It's perhaps India's most ubiquitous brand. So all-encompassing that it would be hard to find a person in this populous country who has not used a Tata product or service.
In half a day, I've used three - the Tata Sky TV service at home, a coffee from Tata Starbucks and a memory card bought from Tata's electronic retail store, Croma.
"Trust", "trustworthy", "reliable", "prestigious" - these are the answers I got when I asked a few people to give me a word that they associated with brand Tata.
So the ugly public spat between the Tata group and its ousted chairman, Cyrus Mistry, is not just an upheaval for the corporate world here. It has shaken the faith of millions of ordinary Indians.
The respect that people feel for the group, to a large extent, comes from the stature of the men who have led the company over the years: from its visionary founder, Jamsetji Tata, to the pioneering JRD Tata who was chairman of the group for more than 50 years and, in recent decades, Ratan Tata, who was behind the firm's global expansion.
Ratan Tata managed to keep his reputation as one of India's most revered business leaders intact, through a time when corruption and crony capitalism had become the hallmarks of corporate India.
Internationally too, Mr Tata was well-known and well-respected.
In 2012, at the age of 75, he retired after serving as chairman of the Tata group for more than 20 years. The day he stepped down, newspapers were full of glowing commentaries about him.
Four years later, the cautious and private man finds himself at the centre of a bitter controversy.
In a letter to the Tata board, sacked chairman Cyrus Mistry accused Mr Tata of interfering in the running of the company and thrusting business decisions on him.
Tata Sons has rejected the claims, saying Mr Mistry was given complete autonomy. But the allegations, along with the fact that Mr Tata is back at the helm of the group, although temporarily, have sowed the seeds of doubt in the minds of many.
"It has dented the reputation of Mr Tata," says Rajiv Kumar from think tank Centre for Policy Research.
"It demonstrates that he wasn't as hands off as he claimed and he took part in decisions or at least tried to influence decisions. It shows that he found it difficult to go away."
"I think the opinion about Ratan Tata was that of a very gentle, compassionate, inclusive person", says T V Mohandas Pai, a businessman and investor. "The abrupt manner in which this has happened, it will make people wary of working with him."

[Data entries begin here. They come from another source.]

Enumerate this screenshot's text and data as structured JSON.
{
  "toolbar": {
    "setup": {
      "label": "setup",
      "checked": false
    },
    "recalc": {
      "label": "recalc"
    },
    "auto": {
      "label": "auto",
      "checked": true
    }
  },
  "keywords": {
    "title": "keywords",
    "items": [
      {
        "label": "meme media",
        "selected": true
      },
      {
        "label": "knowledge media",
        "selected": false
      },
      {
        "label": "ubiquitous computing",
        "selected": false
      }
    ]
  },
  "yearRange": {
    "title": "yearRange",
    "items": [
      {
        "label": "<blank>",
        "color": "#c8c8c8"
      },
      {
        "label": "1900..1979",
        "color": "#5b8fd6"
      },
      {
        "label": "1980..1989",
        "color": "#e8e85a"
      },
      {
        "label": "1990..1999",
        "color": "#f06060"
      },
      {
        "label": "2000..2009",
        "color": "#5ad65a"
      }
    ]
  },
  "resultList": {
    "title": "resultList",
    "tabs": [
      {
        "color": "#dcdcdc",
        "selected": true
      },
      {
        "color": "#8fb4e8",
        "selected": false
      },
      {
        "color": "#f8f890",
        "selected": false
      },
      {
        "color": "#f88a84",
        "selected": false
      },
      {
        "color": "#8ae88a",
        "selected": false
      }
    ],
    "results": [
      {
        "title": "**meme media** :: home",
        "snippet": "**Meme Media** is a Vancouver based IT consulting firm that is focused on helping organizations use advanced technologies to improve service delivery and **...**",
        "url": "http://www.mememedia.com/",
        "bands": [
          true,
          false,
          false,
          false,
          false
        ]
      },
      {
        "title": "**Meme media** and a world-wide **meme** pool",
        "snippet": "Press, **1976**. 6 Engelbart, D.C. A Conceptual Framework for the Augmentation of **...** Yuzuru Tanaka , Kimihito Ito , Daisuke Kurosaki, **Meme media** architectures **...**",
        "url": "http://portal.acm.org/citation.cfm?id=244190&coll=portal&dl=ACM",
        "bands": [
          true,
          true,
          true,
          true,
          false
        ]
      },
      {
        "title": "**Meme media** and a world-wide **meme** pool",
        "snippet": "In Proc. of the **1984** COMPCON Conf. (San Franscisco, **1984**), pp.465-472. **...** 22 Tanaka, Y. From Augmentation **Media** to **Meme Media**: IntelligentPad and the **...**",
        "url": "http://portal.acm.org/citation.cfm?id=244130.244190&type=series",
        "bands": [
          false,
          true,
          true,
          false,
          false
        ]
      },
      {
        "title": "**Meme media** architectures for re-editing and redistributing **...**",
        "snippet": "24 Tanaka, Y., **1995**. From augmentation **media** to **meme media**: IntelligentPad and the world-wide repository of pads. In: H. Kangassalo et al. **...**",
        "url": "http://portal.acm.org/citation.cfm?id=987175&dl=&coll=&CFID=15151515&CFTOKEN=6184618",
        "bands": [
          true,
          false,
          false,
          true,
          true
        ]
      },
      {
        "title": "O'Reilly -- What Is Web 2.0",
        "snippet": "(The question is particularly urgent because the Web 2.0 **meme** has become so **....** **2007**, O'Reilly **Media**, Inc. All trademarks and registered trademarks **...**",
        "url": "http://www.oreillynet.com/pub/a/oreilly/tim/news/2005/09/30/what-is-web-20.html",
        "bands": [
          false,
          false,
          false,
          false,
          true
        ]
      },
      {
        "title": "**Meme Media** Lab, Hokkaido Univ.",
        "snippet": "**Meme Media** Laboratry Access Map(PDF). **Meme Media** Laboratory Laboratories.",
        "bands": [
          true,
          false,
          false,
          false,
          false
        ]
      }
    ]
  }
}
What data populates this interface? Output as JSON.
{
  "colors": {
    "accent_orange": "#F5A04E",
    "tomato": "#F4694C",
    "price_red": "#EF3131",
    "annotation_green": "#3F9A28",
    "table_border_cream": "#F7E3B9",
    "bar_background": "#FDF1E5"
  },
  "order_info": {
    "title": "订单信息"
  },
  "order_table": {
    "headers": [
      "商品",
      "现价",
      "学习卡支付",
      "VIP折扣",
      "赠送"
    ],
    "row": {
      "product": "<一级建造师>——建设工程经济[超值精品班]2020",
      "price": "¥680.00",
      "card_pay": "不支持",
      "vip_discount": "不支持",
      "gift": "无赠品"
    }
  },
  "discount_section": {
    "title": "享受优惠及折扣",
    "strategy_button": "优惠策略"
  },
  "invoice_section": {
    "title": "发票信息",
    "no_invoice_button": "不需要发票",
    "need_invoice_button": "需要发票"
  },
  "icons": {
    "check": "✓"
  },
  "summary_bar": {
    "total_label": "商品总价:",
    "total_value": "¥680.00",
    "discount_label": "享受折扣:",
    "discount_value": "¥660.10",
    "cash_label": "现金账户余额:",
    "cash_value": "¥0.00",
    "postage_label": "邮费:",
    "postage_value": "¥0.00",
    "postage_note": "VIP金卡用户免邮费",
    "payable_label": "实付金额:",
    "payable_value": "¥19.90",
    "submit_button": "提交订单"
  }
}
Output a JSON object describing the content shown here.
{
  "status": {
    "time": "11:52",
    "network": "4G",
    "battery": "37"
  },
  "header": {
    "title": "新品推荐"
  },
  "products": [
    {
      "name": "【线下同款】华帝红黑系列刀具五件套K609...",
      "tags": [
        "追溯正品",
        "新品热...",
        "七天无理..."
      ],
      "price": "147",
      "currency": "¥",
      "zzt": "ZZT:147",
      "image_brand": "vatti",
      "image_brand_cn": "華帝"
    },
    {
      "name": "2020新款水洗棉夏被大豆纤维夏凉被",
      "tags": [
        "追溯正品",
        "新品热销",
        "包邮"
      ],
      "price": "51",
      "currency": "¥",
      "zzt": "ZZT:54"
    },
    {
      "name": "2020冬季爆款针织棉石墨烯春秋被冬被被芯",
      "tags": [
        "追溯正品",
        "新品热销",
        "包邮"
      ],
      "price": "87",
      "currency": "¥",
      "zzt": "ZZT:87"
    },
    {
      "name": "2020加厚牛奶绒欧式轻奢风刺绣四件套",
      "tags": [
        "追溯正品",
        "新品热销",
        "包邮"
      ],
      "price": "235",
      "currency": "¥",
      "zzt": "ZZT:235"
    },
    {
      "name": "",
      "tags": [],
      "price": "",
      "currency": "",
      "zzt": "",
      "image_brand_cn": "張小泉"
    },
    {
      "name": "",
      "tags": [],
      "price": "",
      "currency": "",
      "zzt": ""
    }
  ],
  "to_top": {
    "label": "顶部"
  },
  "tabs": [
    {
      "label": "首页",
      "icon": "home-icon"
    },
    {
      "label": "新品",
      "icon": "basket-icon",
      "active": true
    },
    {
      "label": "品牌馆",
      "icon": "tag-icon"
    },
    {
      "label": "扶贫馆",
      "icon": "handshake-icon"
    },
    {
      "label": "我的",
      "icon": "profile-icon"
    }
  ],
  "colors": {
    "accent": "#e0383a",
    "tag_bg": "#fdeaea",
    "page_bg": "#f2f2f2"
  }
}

Trial by media
There are others, though, who feel the Tata group had no other choice.
"There is definitely a question mark about some of Mr Tata's decisions and actions," says Kavil Ramachandran, professor at the Indian School of Business.
"But he is the only one who could fix it. No one else on the board commands that kind of respect."
Some are angry at Mr Mistry's conduct.
S Varalakshmi, a former Tata employee and now a university professor, says, "Cyrus Mistry has not shown the kind of dignity you expect from someone associated with the Tata group. This is a professional space. It's not a street corner store. Do you want a trial by media?"
It is unclear how this dispute will play out in the coming days. Both sides have been frantically consulting lawyers. The Tata group has said that Mr Mistry's allegations will be responded to "in an appropriate manner".
This, even as most of the group's companies struggle to make money.
It has certainly left Tata's employees and investors worried but the overwhelming feeling among people is one of sadness, a sense of despondency at watching a name that India feels proud of being dragged through the mud.
"The brand has been built over a period of 150 years, so it's sad," says Mr Kumar.
At the age of 78, Ratan Tata might find himself once again trying to prove his critics wrong.
But the belief in the company seems to remain.
As Ms Varalakshmi puts it, "This too shall pass. The Tata brand is much bigger than the sum total of individuals."